▸ WHAT YOU WILL DO: What lines below include the string "JSON"? Pick them out and copy them.

START DATA TO USE

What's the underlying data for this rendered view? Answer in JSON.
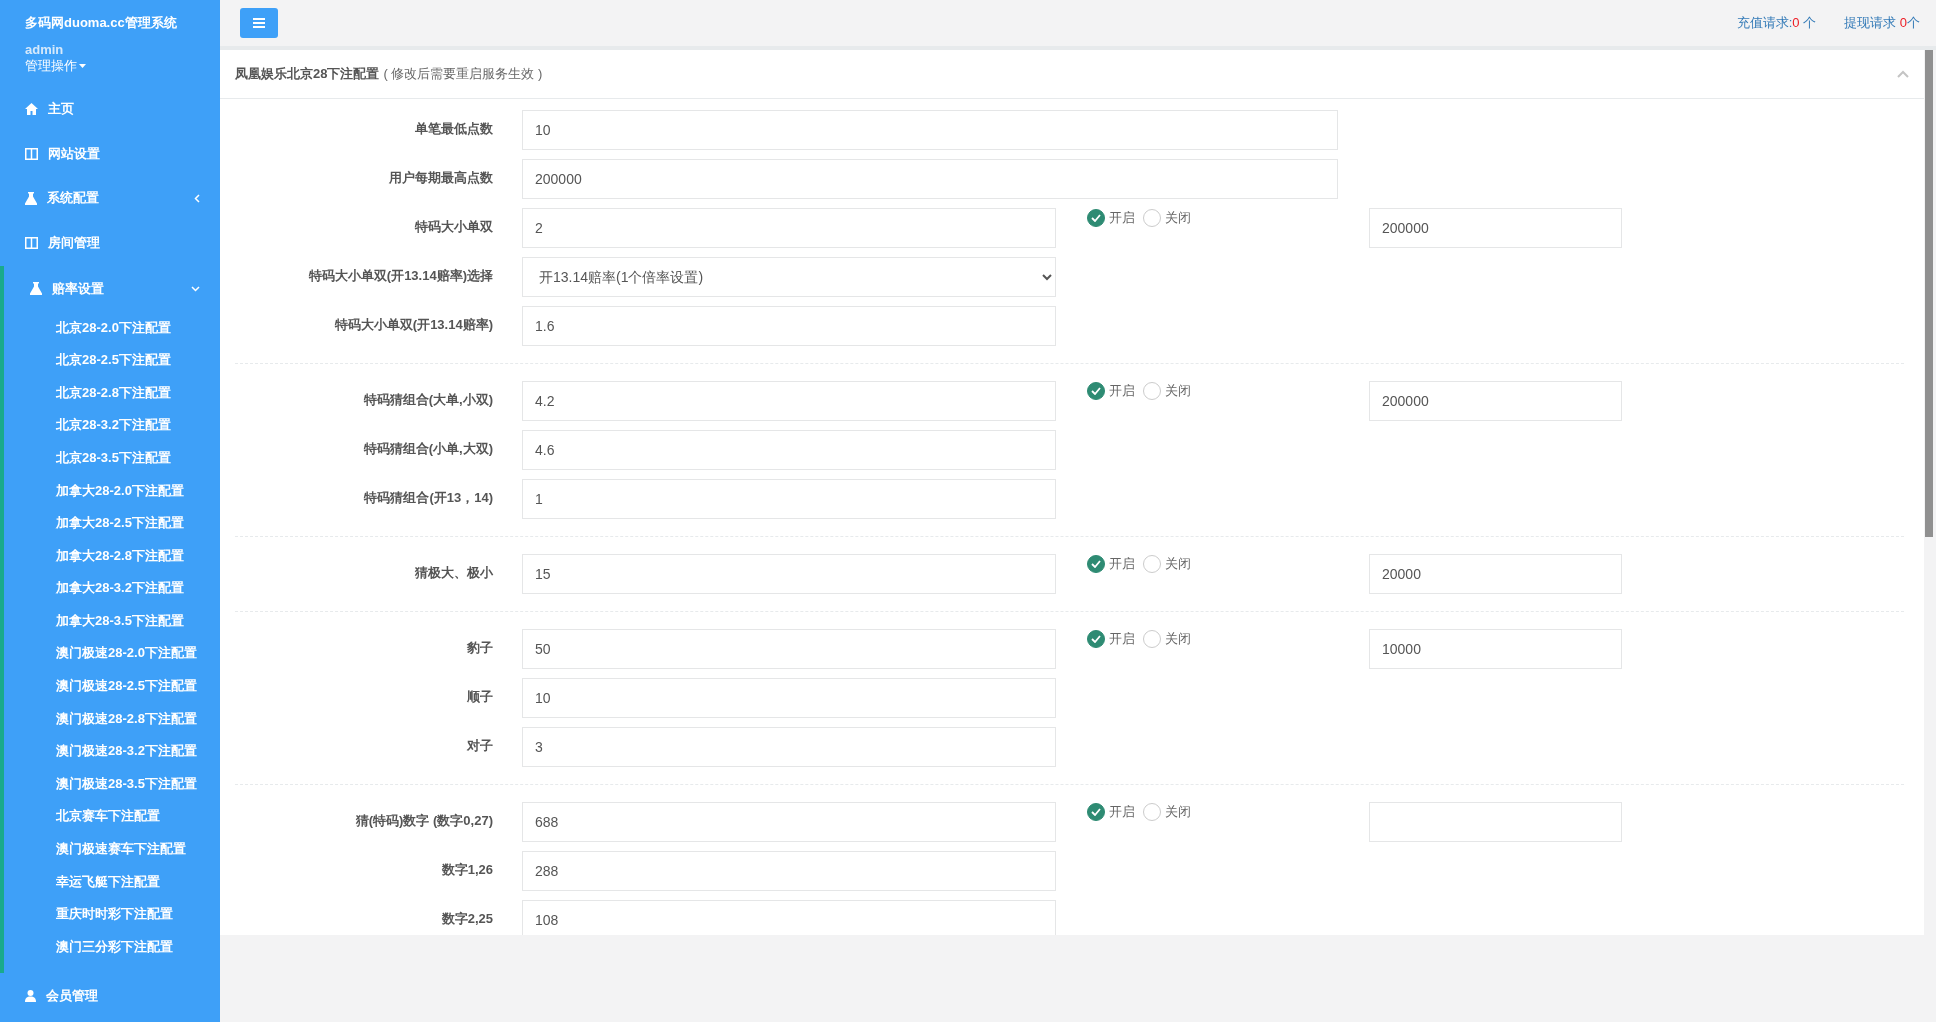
{
  "sidebar": {
    "brand": "多码网duoma.cc管理系统",
    "user": "admin",
    "user_menu": "管理操作",
    "items": [
      {
        "label": "主页",
        "expanded": false
      },
      {
        "label": "网站设置",
        "expanded": false
      },
      {
        "label": "系统配置",
        "expanded": false,
        "has_children": true
      },
      {
        "label": "房间管理",
        "expanded": false
      },
      {
        "label": "赔率设置",
        "expanded": true,
        "has_children": true,
        "children": [
          "北京28-2.0下注配置",
          "北京28-2.5下注配置",
          "北京28-2.8下注配置",
          "北京28-3.2下注配置",
          "北京28-3.5下注配置",
          "加拿大28-2.0下注配置",
          "加拿大28-2.5下注配置",
          "加拿大28-2.8下注配置",
          "加拿大28-3.2下注配置",
          "加拿大28-3.5下注配置",
          "澳门极速28-2.0下注配置",
          "澳门极速28-2.5下注配置",
          "澳门极速28-2.8下注配置",
          "澳门极速28-3.2下注配置",
          "澳门极速28-3.5下注配置",
          "北京赛车下注配置",
          "澳门极速赛车下注配置",
          "幸运飞艇下注配置",
          "重庆时时彩下注配置",
          "澳门三分彩下注配置"
        ]
      },
      {
        "label": "会员管理",
        "expanded": false
      }
    ]
  },
  "topbar": {
    "requests": [
      {
        "label": "充值请求:",
        "count": "0",
        "unit": " 个"
      },
      {
        "label": "提现请求 ",
        "count": "0",
        "unit": "个"
      }
    ]
  },
  "panel": {
    "title": "凤凰娱乐北京28下注配置",
    "note": "( 修改后需要重启服务生效 )",
    "groups": [
      [
        {
          "kind": "wide",
          "label": "单笔最低点数",
          "value": "10"
        },
        {
          "kind": "wide",
          "label": "用户每期最高点数",
          "value": "200000"
        },
        {
          "kind": "input",
          "label": "特码大小单双",
          "value": "2",
          "options": [
            {
              "label": "开启",
              "selected": true
            },
            {
              "label": "关闭",
              "selected": false
            }
          ],
          "limit": "200000"
        },
        {
          "kind": "select",
          "label": "特码大小单双(开13.14赔率)选择",
          "value": "开13.14赔率(1个倍率设置)"
        },
        {
          "kind": "input",
          "label": "特码大小单双(开13.14赔率)",
          "value": "1.6"
        }
      ],
      [
        {
          "kind": "input",
          "label": "特码猜组合(大单,小双)",
          "value": "4.2",
          "options": [
            {
              "label": "开启",
              "selected": true
            },
            {
              "label": "关闭",
              "selected": false
            }
          ],
          "limit": "200000"
        },
        {
          "kind": "input",
          "label": "特码猜组合(小单,大双)",
          "value": "4.6"
        },
        {
          "kind": "input",
          "label": "特码猜组合(开13，14)",
          "value": "1"
        }
      ],
      [
        {
          "kind": "input",
          "label": "猜极大、极小",
          "value": "15",
          "options": [
            {
              "label": "开启",
              "selected": true
            },
            {
              "label": "关闭",
              "selected": false
            }
          ],
          "limit": "20000"
        }
      ],
      [
        {
          "kind": "input",
          "label": "豹子",
          "value": "50",
          "options": [
            {
              "label": "开启",
              "selected": true
            },
            {
              "label": "关闭",
              "selected": false
            }
          ],
          "limit": "10000"
        },
        {
          "kind": "input",
          "label": "顺子",
          "value": "10"
        },
        {
          "kind": "input",
          "label": "对子",
          "value": "3"
        }
      ],
      [
        {
          "kind": "input",
          "label": "猜(特码)数字 (数字0,27)",
          "value": "688",
          "options": [
            {
              "label": "开启",
              "selected": true
            },
            {
              "label": "关闭",
              "selected": false
            }
          ],
          "limit_box": true
        },
        {
          "kind": "input",
          "label": "数字1,26",
          "value": "288"
        },
        {
          "kind": "input",
          "label": "数字2,25",
          "value": "108"
        }
      ]
    ]
  }
}
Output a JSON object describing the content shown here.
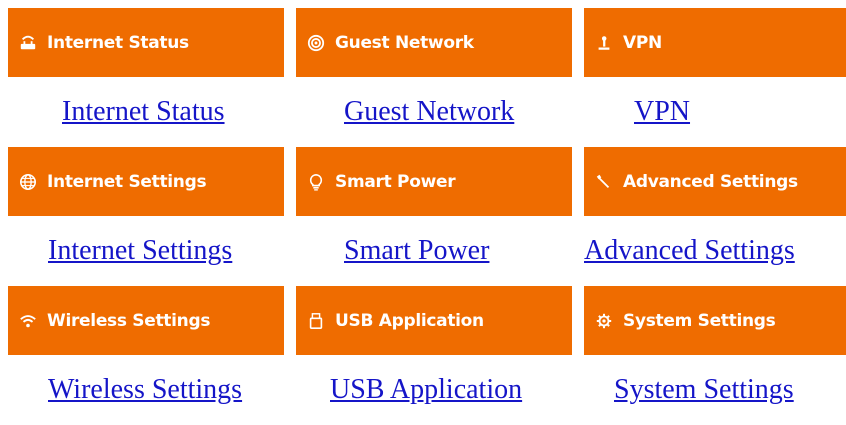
{
  "tiles": [
    {
      "label": "Internet Status",
      "link": "Internet Status",
      "icon": "router-icon"
    },
    {
      "label": "Guest Network",
      "link": "Guest Network",
      "icon": "guest-network-icon"
    },
    {
      "label": "VPN",
      "link": "VPN",
      "icon": "vpn-icon"
    },
    {
      "label": "Internet Settings",
      "link": "Internet Settings",
      "icon": "globe-icon"
    },
    {
      "label": "Smart Power",
      "link": "Smart Power",
      "icon": "bulb-icon"
    },
    {
      "label": "Advanced Settings",
      "link": "Advanced Settings",
      "icon": "wrench-icon"
    },
    {
      "label": "Wireless Settings",
      "link": "Wireless Settings",
      "icon": "wifi-icon"
    },
    {
      "label": "USB Application",
      "link": "USB Application",
      "icon": "usb-icon"
    },
    {
      "label": "System Settings",
      "link": "System Settings",
      "icon": "gear-icon"
    }
  ],
  "colors": {
    "tile_background": "#ef6c00",
    "tile_text": "#ffffff",
    "link": "#1515c8"
  }
}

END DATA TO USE

▸ ANSWER:
What's the underlying data for this rendered view? Answer in JSON.
Output a JSON object describing the content shown here.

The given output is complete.